Socialists won no seats. But the "full representation" seats balanced
things out, resulting in Labour winning its fair and proportional share of
50 of 129 total seats.
Labour has been forced to negotiate and forge a coalition pact with the
Liberal Democrats, and to reach out to the Green Party as well, giving
progressives unprecedented influence. The Liberal Democrats have demanded
more investment in health care and the introduction of full representation
voting systems for local elections. Green issues on the table are the
ending of GM crop trials, public transport, and cutting pollution through
Many factors produced these results, including the hard work of
advocates for women's representation and insurgent parties. But
overwhelmingly the largest factor has been the introduction of full
representation into the Scottish and Welsh parliaments.
"Full representation" describes voting systems in which groupings of
voters elect seats in fair proportion to their share of the popular vote,
rather than being shut out of representation if less than a majority. Ten
percent and thirty percent of the vote win correspondingly ten percent and
thirty percent of the seats, instead of nothing; 51 percent wins a bare
majority instead of everything. Full representation produces more
representative legislatures, which in turn produces truly representative
policy, as well as the potential to define and change the direction of
Full representation has given Scottish and Welsh voters unprecedented
freedom to express their political preferences. In addition to the stark
contrast in Scotland between the winner-take-all seats and overall
results, without full representation the Labour Party in Wales would have
won fully three-quarters of the seats with just two-fifths of the vote. In
both regions, then, with winner-take-all it would have been ho-hum,
one-party government by a Labour Party that keeps tacking to the right.
In the United Kingdom, full representation also has been adopted for
elections to the European Parliament, the London city council, and the new
regional assembly in Northern Ireland. A blue ribbon commission has
recommended full representation for the UK's national parliament. With our
British political forebears testing the waters of "fair representation for

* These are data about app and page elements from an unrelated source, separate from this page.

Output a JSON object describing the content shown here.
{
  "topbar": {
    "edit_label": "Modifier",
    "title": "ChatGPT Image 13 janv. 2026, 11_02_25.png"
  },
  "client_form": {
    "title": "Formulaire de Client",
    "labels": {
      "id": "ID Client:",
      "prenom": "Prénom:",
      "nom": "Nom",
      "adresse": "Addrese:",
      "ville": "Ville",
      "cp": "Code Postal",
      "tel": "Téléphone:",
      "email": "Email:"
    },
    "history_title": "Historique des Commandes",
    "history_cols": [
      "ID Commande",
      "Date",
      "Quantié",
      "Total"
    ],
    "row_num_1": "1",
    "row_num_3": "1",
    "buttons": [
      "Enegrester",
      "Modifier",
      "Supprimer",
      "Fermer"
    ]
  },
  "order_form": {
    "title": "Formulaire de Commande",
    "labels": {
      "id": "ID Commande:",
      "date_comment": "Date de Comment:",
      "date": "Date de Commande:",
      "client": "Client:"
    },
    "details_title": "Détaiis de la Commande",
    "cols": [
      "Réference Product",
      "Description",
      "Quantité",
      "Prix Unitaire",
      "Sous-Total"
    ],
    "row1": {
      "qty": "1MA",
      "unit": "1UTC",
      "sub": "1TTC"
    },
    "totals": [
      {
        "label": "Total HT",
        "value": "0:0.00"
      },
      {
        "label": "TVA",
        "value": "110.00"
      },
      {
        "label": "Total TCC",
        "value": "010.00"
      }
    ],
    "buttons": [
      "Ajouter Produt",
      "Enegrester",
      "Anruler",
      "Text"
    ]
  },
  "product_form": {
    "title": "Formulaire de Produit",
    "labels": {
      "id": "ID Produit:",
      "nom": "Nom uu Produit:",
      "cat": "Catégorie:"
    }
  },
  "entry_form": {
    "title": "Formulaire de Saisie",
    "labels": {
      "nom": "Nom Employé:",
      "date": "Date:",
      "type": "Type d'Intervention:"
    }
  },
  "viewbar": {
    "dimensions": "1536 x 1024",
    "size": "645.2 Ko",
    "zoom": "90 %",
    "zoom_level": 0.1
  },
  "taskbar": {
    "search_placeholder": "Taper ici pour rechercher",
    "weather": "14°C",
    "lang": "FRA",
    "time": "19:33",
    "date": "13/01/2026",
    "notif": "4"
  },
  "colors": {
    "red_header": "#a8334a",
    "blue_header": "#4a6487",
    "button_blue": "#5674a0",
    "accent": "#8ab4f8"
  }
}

all," it is time for this latest wave to wash across the Atlantic.
Full representation already has taken root in U.S. soil. In 2000, for
example, Amarillo, Texas became the largest city to use a full
representation system called cumulative voting. The results have been
uplifting. After being all-white for two decades, the seven-member school
board now has two Latinas and one African American. Women have won more
seats, and turnout has surged.
On both sides of the Atlantic, the evidence is compelling. Progressives
and advocates for representation for women, people of color, and minor
parties would do well to work to replace 18th-century winner-take-all
elections with full representation.
Steven Hill is a senior analyst with the
Center for Voting and Democracy
and author of Fixing Elections:
The Failure of America's Winner Take All Politics (Routledge Press).
Rob Richie is executive director of the Center.